verb abandon, abdicate, abjure, abnegate, abolish, abrogate, cancel, change sides, contradict, countermand, declare null and void, decline, default, demur, deny, disallow, disannul, disavow, disbar, discard, dishonor, dissent, dissolve, exclude, forswear, negate, neglect, nullify, override, overrule, proscribe, protest, recant, refuse to accept, refuse to acknowledge, reicere, reject, repeal, repudiare, retract, reverse, revoke, set aside, spurn, withdraw
Associated concepts: repudiate a cause of action, repudiate a contract
See also: abandon, abolish, abrogate, adeem, annul, answer, blame, cancel, challenge, condemn, contemn, contradict, controvert, cross, decline, default, defect, demur, deny, deprecate, disaccord, disagree, disallow, disapprove, disavow, disclaim, disdain, dishonor, disinherit, disobey, disoblige, disown, dissent, except, exclude, forfeit, forswear, gainsay, ignore, invalidate, leave, negate, nullify, object, oust, overrule, picket, prohibit, proscribe, protest, rebut, recall, recant, refuse, refute, reject, relinquish, renounce, repel, reply, repulse, rescind, resign, revoke, secede, set aside, spurn, waive

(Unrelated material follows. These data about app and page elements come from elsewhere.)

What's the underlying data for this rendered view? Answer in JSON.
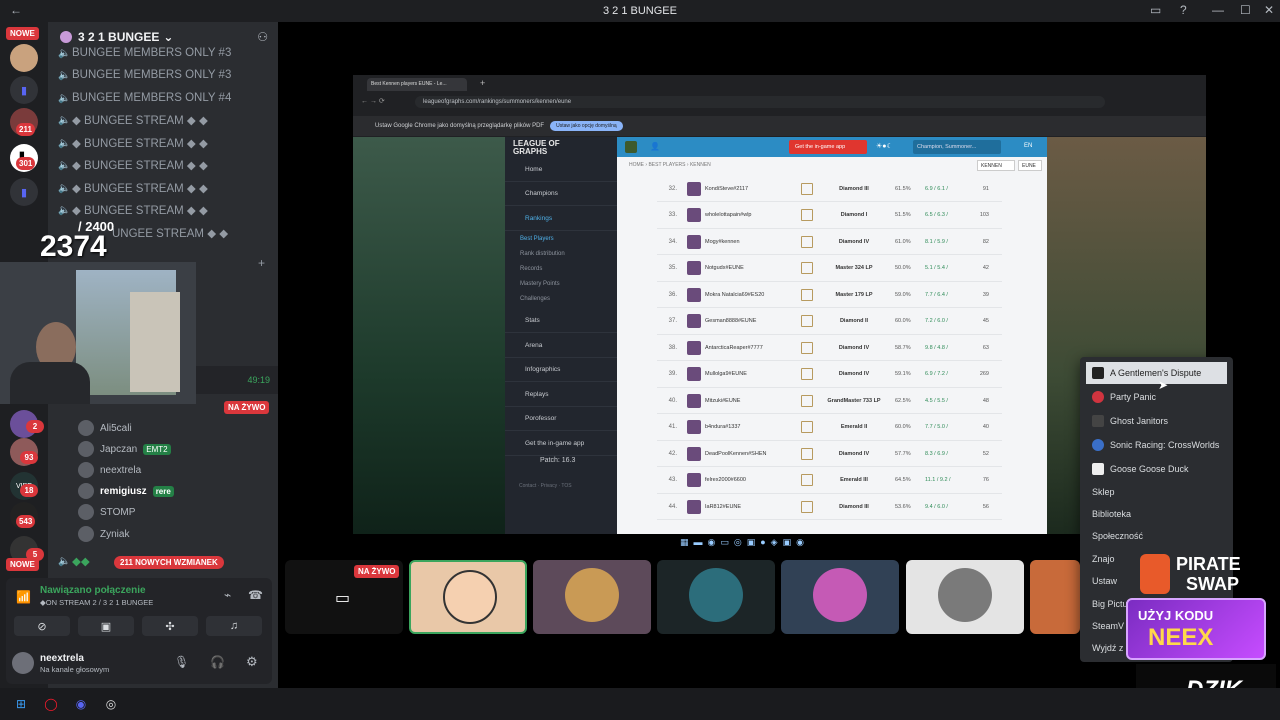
{
  "titlebar": {
    "title": "3 2 1 BUNGEE",
    "back": "←",
    "min": "—",
    "max": "☐",
    "close": "✕"
  },
  "rail": {
    "nowe_top": "NOWE",
    "badges": [
      "211",
      "301",
      "2",
      "93",
      "18",
      "543",
      "5"
    ],
    "nowe_bottom": "NOWE"
  },
  "server": {
    "name": "3 2 1 BUNGEE",
    "chevron": "⌄"
  },
  "channels": [
    "BUNGEE MEMBERS ONLY #3",
    "BUNGEE MEMBERS ONLY #3",
    "BUNGEE MEMBERS ONLY #4",
    "◆ BUNGEE STREAM ◆ ◆",
    "◆ BUNGEE STREAM ◆ ◆",
    "◆ BUNGEE STREAM ◆ ◆",
    "◆ BUNGEE STREAM ◆ ◆",
    "◆ BUNGEE STREAM ◆ ◆",
    "UNGEE STREAM ◆ ◆"
  ],
  "counter": {
    "value": "2374",
    "total": "/ 2400"
  },
  "cam": {
    "timer": "49:19",
    "live": "NA ŻYWO"
  },
  "voice_users": [
    {
      "name": "Ali5cali",
      "tag": ""
    },
    {
      "name": "Japczan",
      "tag": "EMT2"
    },
    {
      "name": "neextrela",
      "tag": ""
    },
    {
      "name": "remigiusz",
      "tag": "rere"
    },
    {
      "name": "STOMP",
      "tag": ""
    },
    {
      "name": "Zyniak",
      "tag": ""
    }
  ],
  "mentions": "211 NOWYCH WZMIANEK",
  "voice_panel": {
    "status": "Nawiązano połączenie",
    "channel": "◆ON STREAM 2 / 3 2 1 BUNGEE"
  },
  "user": {
    "name": "neextrela",
    "status": "Na kanale głosowym"
  },
  "browser": {
    "tab": "Best Kennen players EUNE - Le...",
    "url": "leagueofgraphs.com/rankings/summoners/kennen/eune",
    "infobar": "Ustaw Google Chrome jako domyślną przeglądarkę plików PDF",
    "infobar_btn": "Ustaw jako opcję domyślną"
  },
  "log": {
    "logo": "LEAGUE OF GRAPHS",
    "get_app": "Get the in-game app",
    "search": "Champion, Summoner...",
    "lang": "EN",
    "breadcrumb": "HOME › BEST PLAYERS › KENNEN",
    "region": "EUNE",
    "champ": "KENNEN",
    "nav": [
      "Home",
      "Champions",
      "Rankings",
      "Stats",
      "Arena",
      "Infographics",
      "Replays",
      "Porofessor",
      "Get the in-game app"
    ],
    "subnav": [
      "Best Players",
      "Rank distribution",
      "Records",
      "Mastery Points",
      "Challenges"
    ],
    "patch": "Patch: 16.3",
    "footer": "Contact · Privacy · TOS",
    "rows": [
      {
        "rank": "32.",
        "name": "KondiSteve#2117",
        "tier": "Diamond III",
        "wr": "61.5%",
        "kda": "6.9 / 6.1 /",
        "games": "91"
      },
      {
        "rank": "33.",
        "name": "wholelottapain#wlp",
        "tier": "Diamond I",
        "wr": "51.5%",
        "kda": "6.5 / 6.3 /",
        "games": "103"
      },
      {
        "rank": "34.",
        "name": "Mogy#kennen",
        "tier": "Diamond IV",
        "wr": "61.0%",
        "kda": "8.1 / 5.9 /",
        "games": "82"
      },
      {
        "rank": "35.",
        "name": "Notgudx#EUNE",
        "tier": "Master 324 LP",
        "wr": "50.0%",
        "kda": "5.1 / 5.4 /",
        "games": "42"
      },
      {
        "rank": "36.",
        "name": "Mokra Natalcia69#ES20",
        "tier": "Master 179 LP",
        "wr": "59.0%",
        "kda": "7.7 / 6.4 /",
        "games": "39"
      },
      {
        "rank": "37.",
        "name": "Gesman8888#EUNE",
        "tier": "Diamond II",
        "wr": "60.0%",
        "kda": "7.2 / 6.0 /",
        "games": "45"
      },
      {
        "rank": "38.",
        "name": "AntarcticaReaper#7777",
        "tier": "Diamond IV",
        "wr": "58.7%",
        "kda": "9.8 / 4.8 /",
        "games": "63"
      },
      {
        "rank": "39.",
        "name": "Mullolga9#EUNE",
        "tier": "Diamond IV",
        "wr": "59.1%",
        "kda": "6.9 / 7.2 /",
        "games": "269"
      },
      {
        "rank": "40.",
        "name": "Mitzuki#EUNE",
        "tier": "GrandMaster 733 LP",
        "wr": "62.5%",
        "kda": "4.5 / 5.5 /",
        "games": "48"
      },
      {
        "rank": "41.",
        "name": "b4ndura#1337",
        "tier": "Emerald II",
        "wr": "60.0%",
        "kda": "7.7 / 5.0 /",
        "games": "40"
      },
      {
        "rank": "42.",
        "name": "DeadPoolKennen#SHEN",
        "tier": "Diamond IV",
        "wr": "57.7%",
        "kda": "8.3 / 6.9 /",
        "games": "52"
      },
      {
        "rank": "43.",
        "name": "felrex2000#6600",
        "tier": "Emerald III",
        "wr": "64.5%",
        "kda": "11.1 / 9.2 /",
        "games": "76"
      },
      {
        "rank": "44.",
        "name": "IaR812#EUNE",
        "tier": "Diamond III",
        "wr": "53.6%",
        "kda": "9.4 / 6.0 /",
        "games": "56"
      }
    ]
  },
  "tiles": {
    "live": "NA ŻYWO"
  },
  "context_menu": {
    "games": [
      "A Gentlemen's Dispute",
      "Party Panic",
      "Ghost Janitors",
      "Sonic Racing: CrossWorlds",
      "Goose Goose Duck"
    ],
    "items": [
      "Sklep",
      "Biblioteka",
      "Społeczność",
      "Znajo",
      "Ustaw",
      "Big Pictu",
      "SteamV",
      "Wyjdź z"
    ]
  },
  "sponsors": {
    "pirate1": "PIRATE",
    "pirate2": "SWAP",
    "neex1": "UŻYJ KODU",
    "neex2": "NEEX",
    "dzik": "DZIK"
  },
  "colors": {
    "discord_bg": "#2b2d31",
    "log_blue": "#2c8cc4",
    "live_red": "#da373c",
    "green": "#3ba55d"
  }
}
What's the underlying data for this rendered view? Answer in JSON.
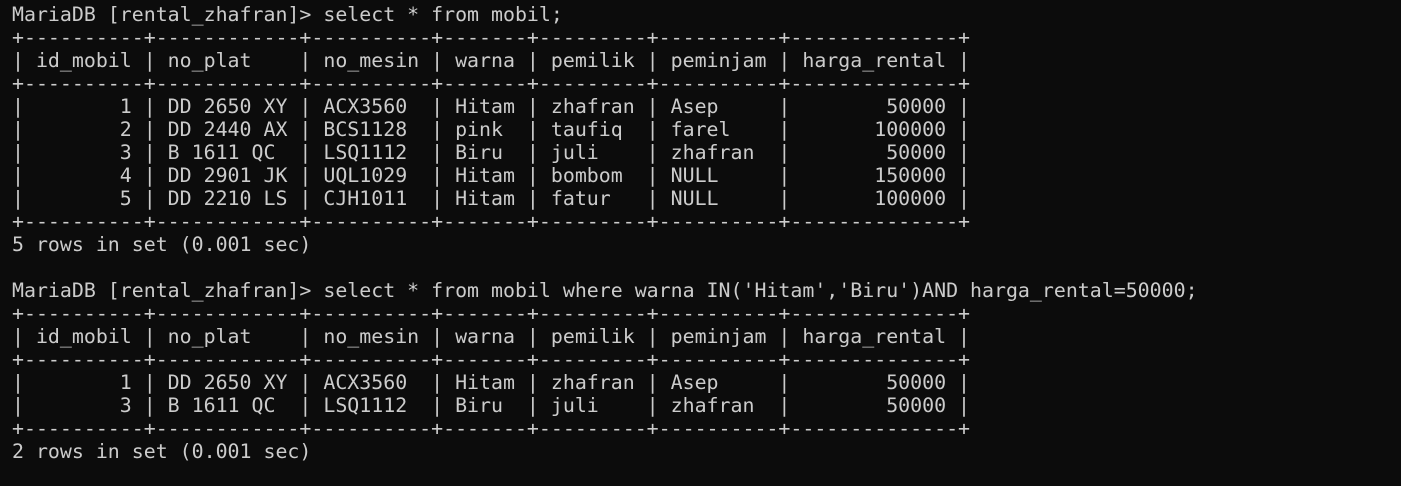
{
  "terminal": {
    "lines": [
      "MariaDB [rental_zhafran]> select * from mobil;",
      "+----------+------------+----------+-------+---------+----------+--------------+",
      "| id_mobil | no_plat    | no_mesin | warna | pemilik | peminjam | harga_rental |",
      "+----------+------------+----------+-------+---------+----------+--------------+",
      "|        1 | DD 2650 XY | ACX3560  | Hitam | zhafran | Asep     |        50000 |",
      "|        2 | DD 2440 AX | BCS1128  | pink  | taufiq  | farel    |       100000 |",
      "|        3 | B 1611 QC  | LSQ1112  | Biru  | juli    | zhafran  |        50000 |",
      "|        4 | DD 2901 JK | UQL1029  | Hitam | bombom  | NULL     |       150000 |",
      "|        5 | DD 2210 LS | CJH1011  | Hitam | fatur   | NULL     |       100000 |",
      "+----------+------------+----------+-------+---------+----------+--------------+",
      "5 rows in set (0.001 sec)",
      "",
      "MariaDB [rental_zhafran]> select * from mobil where warna IN('Hitam','Biru')AND harga_rental=50000;",
      "+----------+------------+----------+-------+---------+----------+--------------+",
      "| id_mobil | no_plat    | no_mesin | warna | pemilik | peminjam | harga_rental |",
      "+----------+------------+----------+-------+---------+----------+--------------+",
      "|        1 | DD 2650 XY | ACX3560  | Hitam | zhafran | Asep     |        50000 |",
      "|        3 | B 1611 QC  | LSQ1112  | Biru  | juli    | zhafran  |        50000 |",
      "+----------+------------+----------+-------+---------+----------+--------------+",
      "2 rows in set (0.001 sec)"
    ]
  },
  "colors": {
    "background": "#0c0c0c",
    "foreground": "#cccccc"
  }
}
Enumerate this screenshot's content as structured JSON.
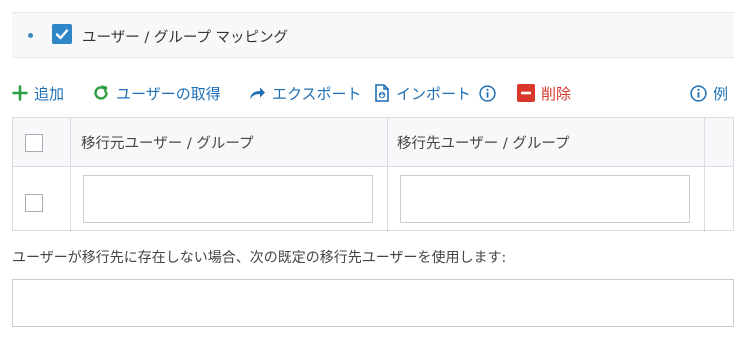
{
  "section": {
    "title": "ユーザー / グループ マッピング",
    "enabled": true
  },
  "toolbar": {
    "add": "追加",
    "fetch_users": "ユーザーの取得",
    "export": "エクスポート",
    "import": "インポート",
    "delete": "削除",
    "example": "例"
  },
  "table": {
    "columns": [
      "移行元ユーザー / グループ",
      "移行先ユーザー / グループ"
    ],
    "rows": [
      {
        "checked": false,
        "source": "",
        "target": ""
      }
    ]
  },
  "default_target": {
    "label": "ユーザーが移行先に存在しない場合、次の既定の移行先ユーザーを使用します:",
    "value": ""
  },
  "colors": {
    "accent": "#1f6fb5",
    "add_green": "#2ea043",
    "delete_red": "#d9372b",
    "checkbox_blue": "#2e86c9"
  }
}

TO REPUDIATE. To repudiate a right is to express in a sufficient manner, a determination not to accept it, when it is offered.
     2. He who repudiates a right cannot by that act transfer it to another. Repudiation differs from renunciation in this, that by the former he who repudiates simply declares that he will not accept, while he who renounces a right does so in favor of another. Renunciation is however sometimes used in the sense of repudiation. See To Renounce; Renunciation; Wolff, Inst. 339.

References in periodicals archive ?
8) But Constantine viewed himself as a repudiator, not as a wielder, of violence in mission.
The determined manu scriptus stance of describer, articulator, transcriber, communicator, negotiator, correspondent, addresser, and consigner self-apparently contradict those of putative abrogator, repudiator, separator, disappearer, or effacer.
He speculates that the occurrence in both Buddhism and Jainism of the eternally lost--Buddhists also use the category of abhavya, though they limit it to a small class of incurable wretches--is to be explained by a common background shared with the Ajivikas and perhaps occasioned by the person of Makkhali Gosala, a rigid fatalist himself and repudiator of the notion of karma.